But they set virtual rehearsals for the same time, hoping to provide connection.

“The twofold reason why people join the chorus is to either just sing, or make friends, and so we wanted to make sure that people didn’t feel alienated and didn’t feel isolated,” Morehead said. Everyone shared what they did that week, what they watched on Netflix or what they cooked.

In person, Morehead was used to being able to give quick feedback. On Zoom, “I have to trust and hope and pray that they’re learning and doing everything correctly.” The Chicago Gay Men’s Chorus pulled off live online shows, where people performed from their home.

Some of our singers also perform with CGMC, and I've talked to Jimmy a couple of times during the pandemic. We are all overjoyed to get back to rehearsals, even if it means proof of vaccination and big ugly masks.

Vaccines, climate change, and trains

Those topics led this afternoon's news roundup:

  • The Intergovernmental Panel on Climate Change released its 6th periodic report on the state of the planet, and it's pretty grim. But as Josh Marshall points out, "Worried about life on earth? Don’t be. Life’s resilient and has a many hundreds of millions of years track record robust enough to handle and adapt to anything we throw at it. But the player at the top of the heap is the first to go."
  • Charles Blow has almost run out of empathy for people who haven't gotten a Covid-19 jab. Author John Scalzi takes a more nuanced view, at least distinguishing between the people who peddle the lie and those who merely buy it.
  • A research group has discovered how they can own your locked-down computer in about 30 minutes with a few tools, but at least they also tell you how to lock it down better.
  • Almost half of Amtrak's $66 billion cash infusion will go to making New York City more navigable. I want my HSR to Milwaukee, dammit!
  • Sometime last week, a Russian capsule accidentally fired a thruster, sending the International Space Station into a 540-degree roll.

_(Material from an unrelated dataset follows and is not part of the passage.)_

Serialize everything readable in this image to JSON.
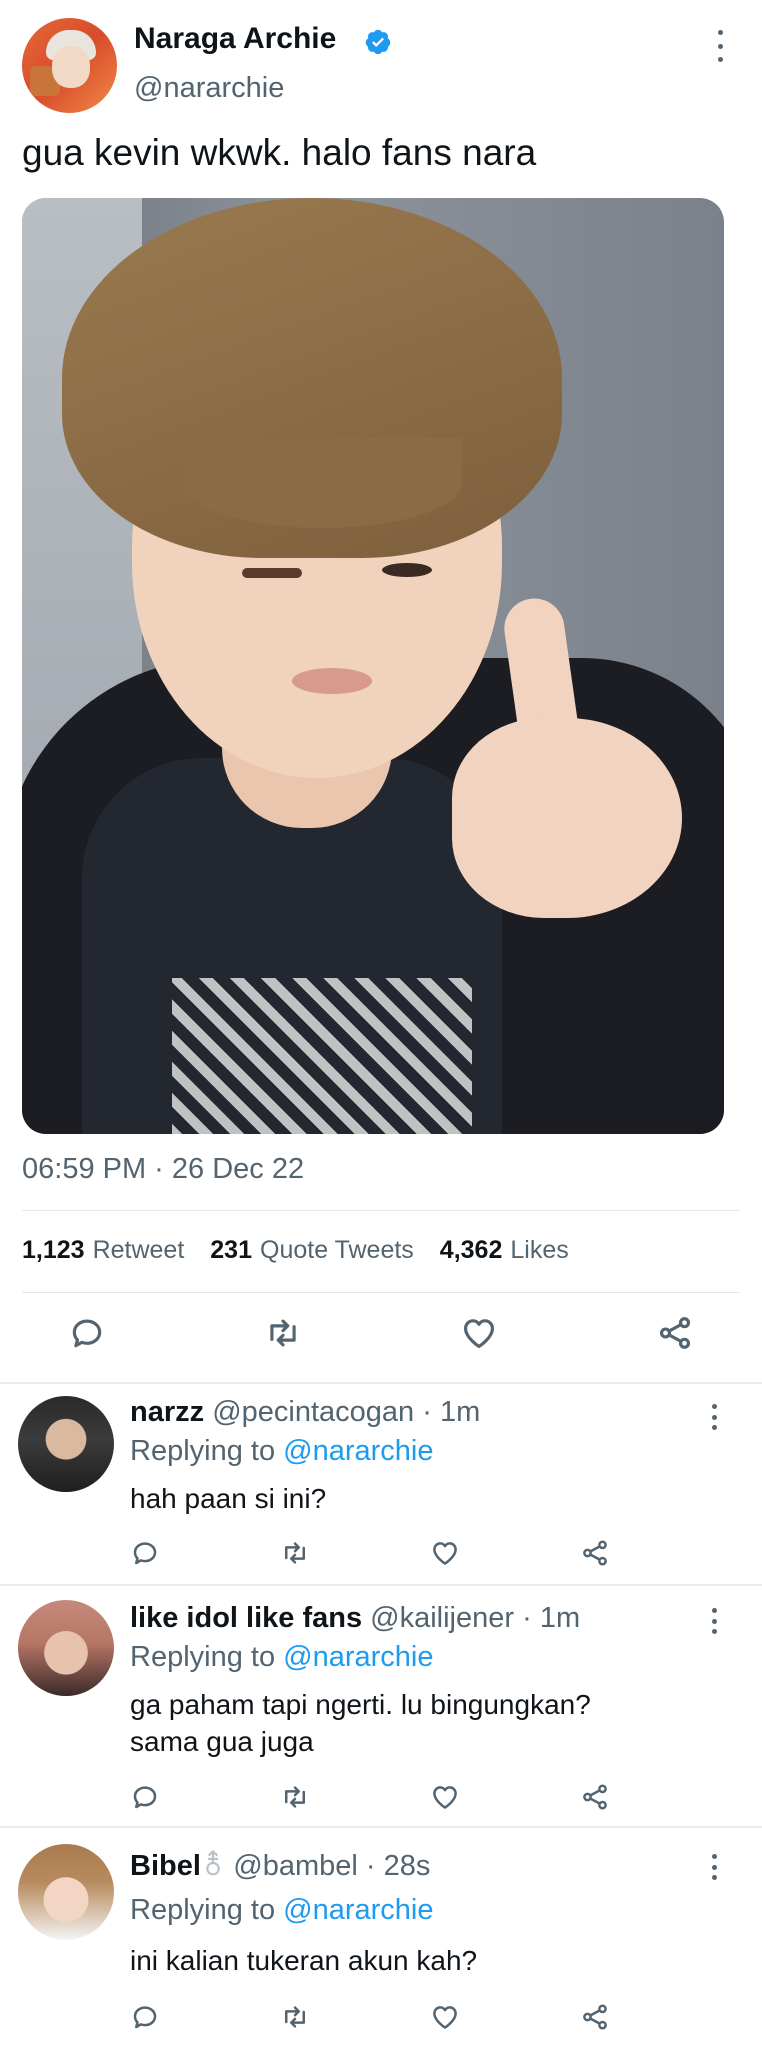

Finally, long-time police reporter Radley Balko exposes the lie that keeps innocent people in jail.

Welcome to August

While I look out my hermetically-sealed office window at some beautiful September weather in Chicago (another argument for working from home), I have a lot of news to digest:

And finally, Jakob Nielsen explains to web designers as patiently as possible why pop-ups piss off users.